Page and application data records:

======

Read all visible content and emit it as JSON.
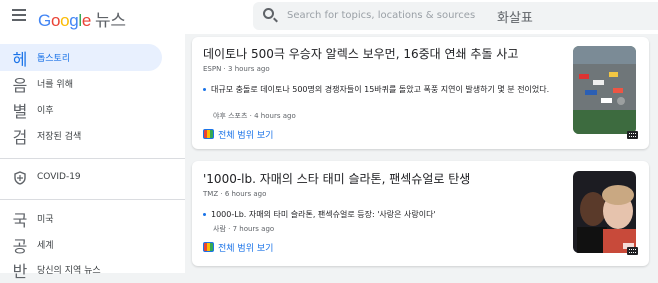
{
  "header": {
    "logo": "Google",
    "product": "뉴스",
    "search_placeholder": "Search for topics, locations & sources",
    "search_overlay": "화살표"
  },
  "sidebar": {
    "items": [
      {
        "icon": "헤",
        "label": "톱스토리"
      },
      {
        "icon": "음",
        "label": "너를 위해"
      },
      {
        "icon": "별",
        "label": "이후"
      },
      {
        "icon": "검",
        "label": "저장된 검색"
      },
      {
        "icon": "shield-icon",
        "label": "COVID-19"
      },
      {
        "icon": "국",
        "label": "미국"
      },
      {
        "icon": "공",
        "label": "세계"
      },
      {
        "icon": "반",
        "label": "당신의 지역 뉴스"
      }
    ]
  },
  "articles": [
    {
      "title": "데이토나 500극 우승자 알렉스 보우먼, 16중대 연쇄 추돌 사고",
      "source": "ESPN",
      "time": "3 hours ago",
      "sub_text": "대규모 충돌로 데이토나 500명의 경쟁자들이 15바퀴를 돌았고 폭풍 지연이 발생하기 몇 분 전이었다.",
      "sub_source": "야후 스포츠",
      "sub_time": "4 hours ago",
      "coverage": "전체 범위 보기"
    },
    {
      "title": "'1000-lb. 자매의 스타 태미 슬라톤, 팬섹슈얼로 탄생",
      "source": "TMZ",
      "time": "6 hours ago",
      "sub_text": "1000-Lb. 자매의 타미 슬라톤, 팬섹슈얼로 등장: '사랑은 사랑이다'",
      "sub_source": "사람",
      "sub_time": "7 hours ago",
      "coverage": "전체 범위 보기"
    }
  ],
  "colors": {
    "accent": "#1a73e8",
    "active_bg": "#e8f0fe",
    "page_bg": "#f1f3f4"
  }
}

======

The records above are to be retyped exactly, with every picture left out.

> **Exercise response**:
Read all visible content and emit it as JSON.
{
  "header": {
    "logo": "Google",
    "product": "뉴스",
    "search_placeholder": "Search for topics, locations & sources",
    "search_overlay": "화살표"
  },
  "sidebar": {
    "items": [
      {
        "icon": "헤",
        "label": "톱스토리"
      },
      {
        "icon": "음",
        "label": "너를 위해"
      },
      {
        "icon": "별",
        "label": "이후"
      },
      {
        "icon": "검",
        "label": "저장된 검색"
      },
      {
        "icon": "shield-icon",
        "label": "COVID-19"
      },
      {
        "icon": "국",
        "label": "미국"
      },
      {
        "icon": "공",
        "label": "세계"
      },
      {
        "icon": "반",
        "label": "당신의 지역 뉴스"
      }
    ]
  },
  "articles": [
    {
      "title": "데이토나 500극 우승자 알렉스 보우먼, 16중대 연쇄 추돌 사고",
      "source": "ESPN",
      "time": "3 hours ago",
      "sub_text": "대규모 충돌로 데이토나 500명의 경쟁자들이 15바퀴를 돌았고 폭풍 지연이 발생하기 몇 분 전이었다.",
      "sub_source": "야후 스포츠",
      "sub_time": "4 hours ago",
      "coverage": "전체 범위 보기"
    },
    {
      "title": "'1000-lb. 자매의 스타 태미 슬라톤, 팬섹슈얼로 탄생",
      "source": "TMZ",
      "time": "6 hours ago",
      "sub_text": "1000-Lb. 자매의 타미 슬라톤, 팬섹슈얼로 등장: '사랑은 사랑이다'",
      "sub_source": "사람",
      "sub_time": "7 hours ago",
      "coverage": "전체 범위 보기"
    }
  ],
  "colors": {
    "accent": "#1a73e8",
    "active_bg": "#e8f0fe",
    "page_bg": "#f1f3f4"
  }
}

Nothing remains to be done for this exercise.